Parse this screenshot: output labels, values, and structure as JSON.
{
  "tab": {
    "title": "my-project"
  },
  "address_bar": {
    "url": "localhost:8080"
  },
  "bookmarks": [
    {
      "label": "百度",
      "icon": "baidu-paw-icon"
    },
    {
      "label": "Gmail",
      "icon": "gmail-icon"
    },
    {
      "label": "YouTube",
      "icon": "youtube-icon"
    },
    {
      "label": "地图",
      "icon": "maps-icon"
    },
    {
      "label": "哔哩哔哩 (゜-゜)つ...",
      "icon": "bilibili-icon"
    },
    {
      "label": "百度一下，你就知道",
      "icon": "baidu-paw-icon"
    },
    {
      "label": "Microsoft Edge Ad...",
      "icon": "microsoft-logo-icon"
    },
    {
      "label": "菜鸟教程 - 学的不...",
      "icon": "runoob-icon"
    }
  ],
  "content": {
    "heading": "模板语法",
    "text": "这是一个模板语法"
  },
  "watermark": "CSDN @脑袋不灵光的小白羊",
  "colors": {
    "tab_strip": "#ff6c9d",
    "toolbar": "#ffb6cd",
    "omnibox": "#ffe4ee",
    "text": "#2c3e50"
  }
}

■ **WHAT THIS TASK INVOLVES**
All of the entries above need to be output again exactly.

■ **RESULT BELOW**
Parse this screenshot: output labels, values, and structure as JSON.
{
  "tab": {
    "title": "my-project"
  },
  "address_bar": {
    "url": "localhost:8080"
  },
  "bookmarks": [
    {
      "label": "百度",
      "icon": "baidu-paw-icon"
    },
    {
      "label": "Gmail",
      "icon": "gmail-icon"
    },
    {
      "label": "YouTube",
      "icon": "youtube-icon"
    },
    {
      "label": "地图",
      "icon": "maps-icon"
    },
    {
      "label": "哔哩哔哩 (゜-゜)つ...",
      "icon": "bilibili-icon"
    },
    {
      "label": "百度一下，你就知道",
      "icon": "baidu-paw-icon"
    },
    {
      "label": "Microsoft Edge Ad...",
      "icon": "microsoft-logo-icon"
    },
    {
      "label": "菜鸟教程 - 学的不...",
      "icon": "runoob-icon"
    }
  ],
  "content": {
    "heading": "模板语法",
    "text": "这是一个模板语法"
  },
  "watermark": "CSDN @脑袋不灵光的小白羊",
  "colors": {
    "tab_strip": "#ff6c9d",
    "toolbar": "#ffb6cd",
    "omnibox": "#ffe4ee",
    "text": "#2c3e50"
  }
}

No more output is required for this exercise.